*WORK ITEM*
Check every line of the data below for "ClientNetworkTransform". Copy each one that has it.

[Data records for software interfaces]
☆ ☆ ☆ ☆ ☆ ☆ ☆
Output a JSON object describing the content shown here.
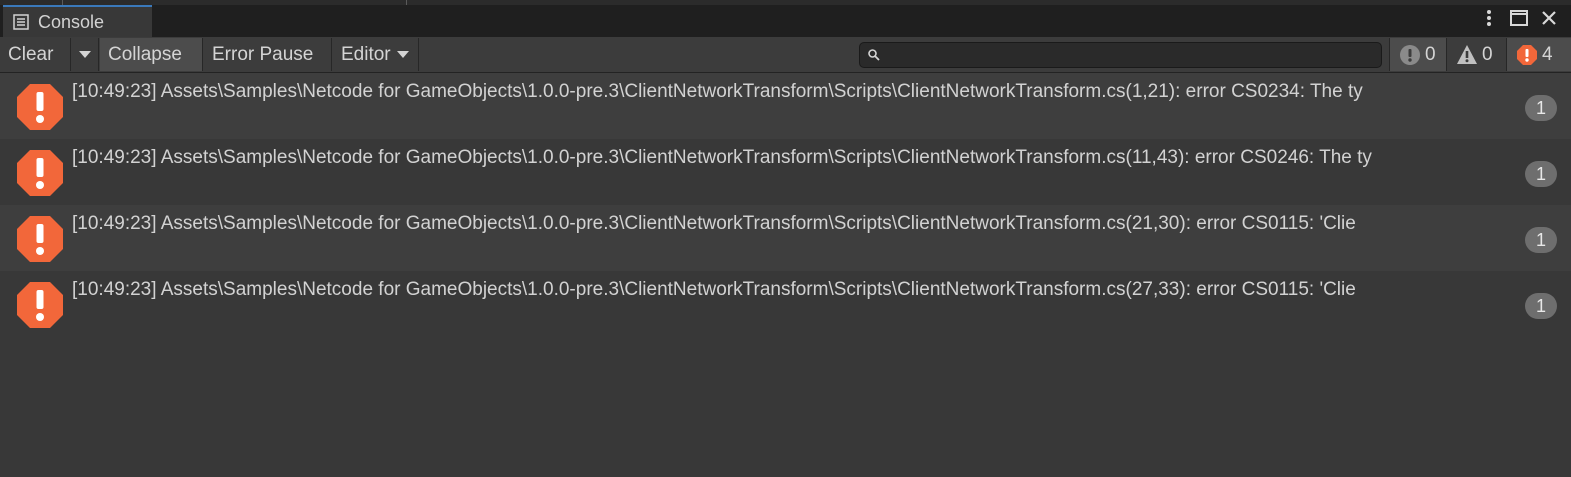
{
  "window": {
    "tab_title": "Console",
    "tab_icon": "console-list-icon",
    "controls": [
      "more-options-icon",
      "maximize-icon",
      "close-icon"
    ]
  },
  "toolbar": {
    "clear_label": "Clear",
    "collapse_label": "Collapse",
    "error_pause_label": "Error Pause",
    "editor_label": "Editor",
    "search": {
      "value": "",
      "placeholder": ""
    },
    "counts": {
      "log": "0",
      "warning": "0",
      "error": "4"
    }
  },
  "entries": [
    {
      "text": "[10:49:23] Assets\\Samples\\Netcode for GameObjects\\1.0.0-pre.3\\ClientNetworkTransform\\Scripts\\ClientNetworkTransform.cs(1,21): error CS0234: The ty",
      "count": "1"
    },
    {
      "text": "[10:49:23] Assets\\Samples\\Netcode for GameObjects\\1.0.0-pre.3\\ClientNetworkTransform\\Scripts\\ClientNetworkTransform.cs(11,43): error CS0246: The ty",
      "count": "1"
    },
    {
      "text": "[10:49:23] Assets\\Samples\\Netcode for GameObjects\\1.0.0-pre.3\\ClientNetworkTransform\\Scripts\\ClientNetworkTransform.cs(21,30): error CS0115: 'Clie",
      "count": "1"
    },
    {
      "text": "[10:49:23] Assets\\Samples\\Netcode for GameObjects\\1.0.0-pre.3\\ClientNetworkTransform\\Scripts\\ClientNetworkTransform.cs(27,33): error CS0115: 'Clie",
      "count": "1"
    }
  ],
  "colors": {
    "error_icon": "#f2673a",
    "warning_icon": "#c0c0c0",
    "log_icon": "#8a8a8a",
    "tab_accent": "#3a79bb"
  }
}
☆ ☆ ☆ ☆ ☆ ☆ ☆
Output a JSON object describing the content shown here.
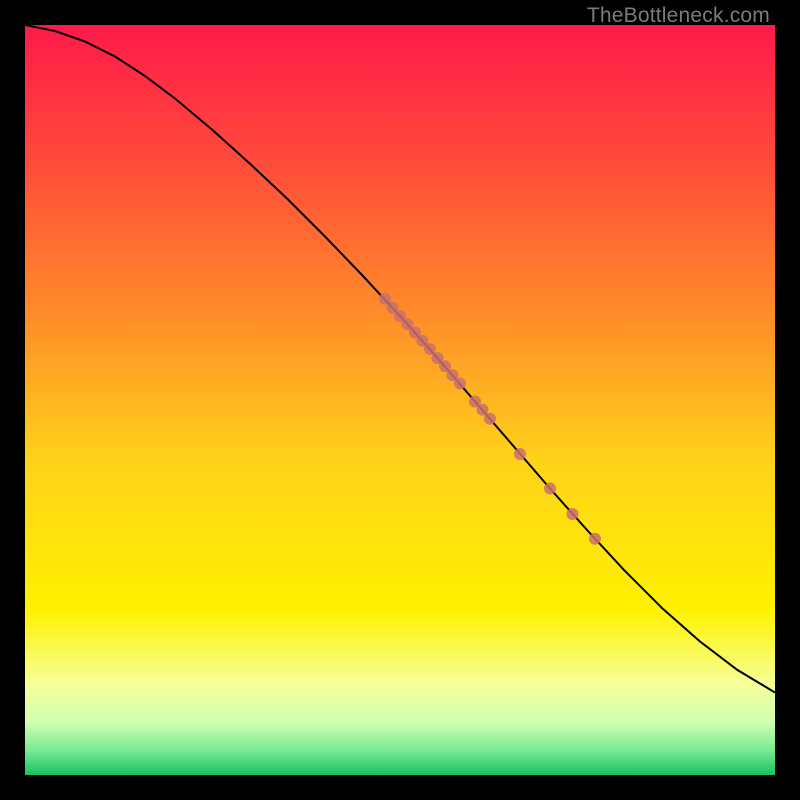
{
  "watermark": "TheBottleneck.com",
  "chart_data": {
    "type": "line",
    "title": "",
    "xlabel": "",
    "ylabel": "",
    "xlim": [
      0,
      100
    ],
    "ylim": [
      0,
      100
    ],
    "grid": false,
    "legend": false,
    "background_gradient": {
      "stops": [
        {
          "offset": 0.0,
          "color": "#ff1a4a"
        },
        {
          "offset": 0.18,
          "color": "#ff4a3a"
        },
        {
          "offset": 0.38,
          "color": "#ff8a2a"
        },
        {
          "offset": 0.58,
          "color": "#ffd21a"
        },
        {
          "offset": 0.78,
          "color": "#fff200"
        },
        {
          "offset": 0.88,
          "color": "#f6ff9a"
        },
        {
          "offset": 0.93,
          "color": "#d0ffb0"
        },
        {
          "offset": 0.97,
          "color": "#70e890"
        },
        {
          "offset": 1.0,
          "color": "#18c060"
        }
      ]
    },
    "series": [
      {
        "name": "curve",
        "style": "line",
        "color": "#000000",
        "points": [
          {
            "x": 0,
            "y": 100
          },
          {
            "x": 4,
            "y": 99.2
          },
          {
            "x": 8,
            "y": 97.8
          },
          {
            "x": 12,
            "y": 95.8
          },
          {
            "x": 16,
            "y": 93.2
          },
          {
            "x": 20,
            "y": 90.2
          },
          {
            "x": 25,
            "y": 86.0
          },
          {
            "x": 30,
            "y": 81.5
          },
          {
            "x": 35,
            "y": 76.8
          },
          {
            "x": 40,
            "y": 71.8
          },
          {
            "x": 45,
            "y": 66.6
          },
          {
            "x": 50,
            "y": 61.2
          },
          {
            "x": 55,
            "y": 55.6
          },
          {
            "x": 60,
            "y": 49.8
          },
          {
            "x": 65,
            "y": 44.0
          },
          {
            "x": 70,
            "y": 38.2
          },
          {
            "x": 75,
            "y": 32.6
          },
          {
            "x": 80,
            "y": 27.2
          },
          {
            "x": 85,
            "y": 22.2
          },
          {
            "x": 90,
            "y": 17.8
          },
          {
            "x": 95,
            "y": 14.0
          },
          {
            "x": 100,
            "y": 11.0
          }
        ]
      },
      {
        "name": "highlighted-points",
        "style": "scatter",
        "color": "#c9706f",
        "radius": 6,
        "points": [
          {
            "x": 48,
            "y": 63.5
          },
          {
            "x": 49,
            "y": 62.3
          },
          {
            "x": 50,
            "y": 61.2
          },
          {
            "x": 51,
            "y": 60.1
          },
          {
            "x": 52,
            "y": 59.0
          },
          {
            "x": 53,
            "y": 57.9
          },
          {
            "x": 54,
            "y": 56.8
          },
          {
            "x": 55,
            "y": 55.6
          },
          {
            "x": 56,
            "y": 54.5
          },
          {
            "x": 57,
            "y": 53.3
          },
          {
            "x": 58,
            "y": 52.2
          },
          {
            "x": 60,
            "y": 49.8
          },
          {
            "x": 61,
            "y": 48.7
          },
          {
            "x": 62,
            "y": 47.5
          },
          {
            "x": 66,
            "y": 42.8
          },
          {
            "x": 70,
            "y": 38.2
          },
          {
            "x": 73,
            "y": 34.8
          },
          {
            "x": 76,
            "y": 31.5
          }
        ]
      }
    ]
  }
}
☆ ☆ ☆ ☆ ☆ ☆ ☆
*RESULT OF THIS EXERCISE*
      "text": "[10:49:23] Assets\\Samples\\Netcode for GameObjects\\1.0.0-pre.3\\ClientNetworkTransform\\Scripts\\ClientNetworkTransform.cs(1,21): error CS0234: The ty",
      "text": "[10:49:23] Assets\\Samples\\Netcode for GameObjects\\1.0.0-pre.3\\ClientNetworkTransform\\Scripts\\ClientNetworkTransform.cs(11,43): error CS0246: The ty",
      "text": "[10:49:23] Assets\\Samples\\Netcode for GameObjects\\1.0.0-pre.3\\ClientNetworkTransform\\Scripts\\ClientNetworkTransform.cs(21,30): error CS0115: 'Clie",
      "text": "[10:49:23] Assets\\Samples\\Netcode for GameObjects\\1.0.0-pre.3\\ClientNetworkTransform\\Scripts\\ClientNetworkTransform.cs(27,33): error CS0115: 'Clie",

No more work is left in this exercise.